“LNG feed gas demand has still not recovered from the devastating effects of Hurricane Laura,” the firm said. Prior to Laura, August feed gas demand averaged 4.33 Bcf/d. “These major declines are still being driven most notably by Sabine Pass LNG and Cameron LNG.”

Flow data suggested both the Sabine Pass and Cameron terminals remained shut down through the weekend, analysts at Tudor, Pickering, Holt & Co. (TPH) said in a note to clients. However, flows to Cheniere Energy Inc.’s Corpus Christi, TX, facility “increased by around 1 Bcf/d, as Sabine offtakers shuffled over to Corpus to lift their cargoes, offsetting most of the 1.5 Bcf/d drop at Sabine.

“Unrelated to the hurricane but worth noting, Haynesville Shale volumes are approaching 11 Bcf/d again, halting a four-month decline…Once Gulf of Mexico (GOM) volumes are fully restored, we could see total production return to the 90.5 Bcf/d mark for the first time since late April.”

Genscape estimated GOM production at 0.4 Bcf/d as of early Monday, well below pre-Laura production of 1.8 Bcf/d.

“Since Hurricane Laura’s landfall, many offshore pipelines have issued notices regarding remanning platforms and the completion of both onshore and offshore inspections,” analyst Preston Fussee-Durham said.

In terms of weekend shifts in the weather data, Bespoke Weather Services said its latest forecast came in slightly cooler compared to Friday.

Next week “we see a couple of shots of cooler air into the central U.S., even into parts of the South at times,” Bespoke said. “As this occurs, heat will rebuild in the western states, while the East will see some variability, though it leans on the above side of normal.

“Adding it all up, we find a rather tame pattern, nationally, for the first half of September, quite different than what we saw last year, and also divergent from the average of the last few years, as September has tended to run hot.”

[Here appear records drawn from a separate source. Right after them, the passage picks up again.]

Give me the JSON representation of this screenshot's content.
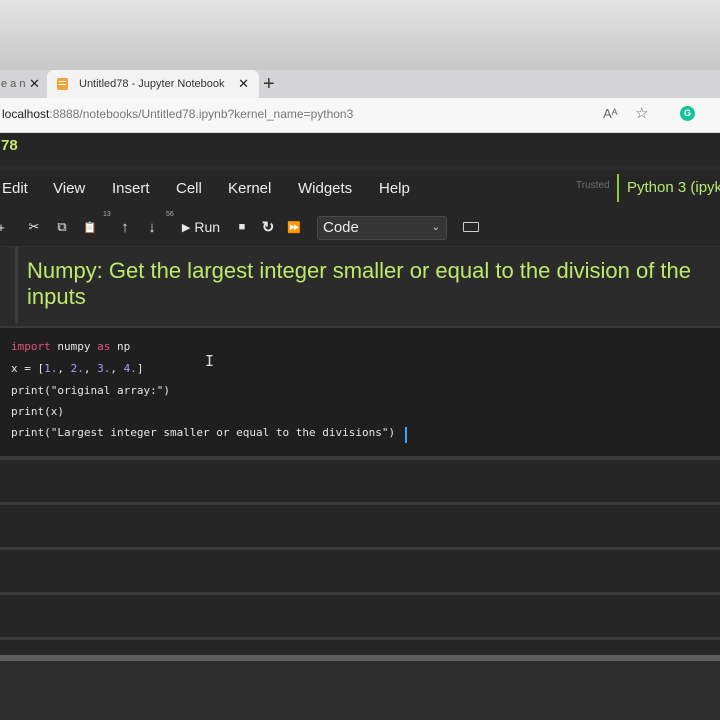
{
  "browser": {
    "tabs": [
      {
        "label": "e a n",
        "close": "✕"
      },
      {
        "label": "Untitled78 - Jupyter Notebook",
        "close": "✕"
      }
    ],
    "new_tab": "+",
    "url_host": "localhost",
    "url_rest": ":8888/notebooks/Untitled78.ipynb?kernel_name=python3",
    "read_aloud": "Aᴬ",
    "favorite": "☆",
    "grammarly": "G"
  },
  "notebook": {
    "title": "78",
    "menu": [
      "Edit",
      "View",
      "Insert",
      "Cell",
      "Kernel",
      "Widgets",
      "Help"
    ],
    "trusted": "Trusted",
    "kernel": "Python 3 (ipyk",
    "toolbar": {
      "add": "+",
      "cut": "✂",
      "copy": "⧉",
      "paste": "📋",
      "paste_sup": "13",
      "move_up": "↑",
      "move_down": "↓",
      "move_sup": "56",
      "run_label": "Run",
      "stop": "■",
      "restart": "↻",
      "fast_forward": "⏩",
      "cell_type": "Code"
    },
    "markdown_text": "Numpy: Get the largest integer smaller or equal to the division of the inputs",
    "code": {
      "l1_kw1": "import",
      "l1_mod": " numpy ",
      "l1_kw2": "as",
      "l1_alias": " np",
      "l2_a": "x = [",
      "l2_n1": "1.",
      "l2_b": ", ",
      "l2_n2": "2.",
      "l2_c": ", ",
      "l2_n3": "3.",
      "l2_d": ", ",
      "l2_n4": "4.",
      "l2_e": "]",
      "l3": "print(\"original array:\")",
      "l4": "print(x)",
      "l5": "print(\"Largest integer smaller or equal to the divisions\")"
    },
    "ibeam": "I"
  }
}
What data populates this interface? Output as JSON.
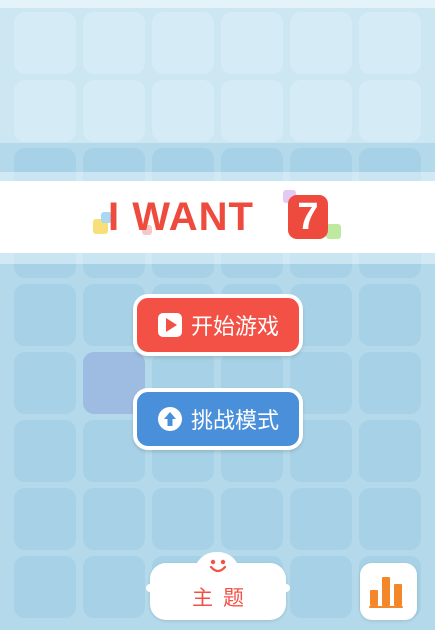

Adding to the weakness in LNG demand and the cooler weather trends, Bespoke said power burns heading into Monday’s trading looked “a little weaker, both in absolute terms with less heat but also on a weather-adjusted basis, as we see signs of coal switching at these higher price levels.”

October crude oil futures were up 40 cents to $43.37/bbl at around 8:45 a.m. ET, while September RBOB gasoline was off fractionally to $1.3089/gal.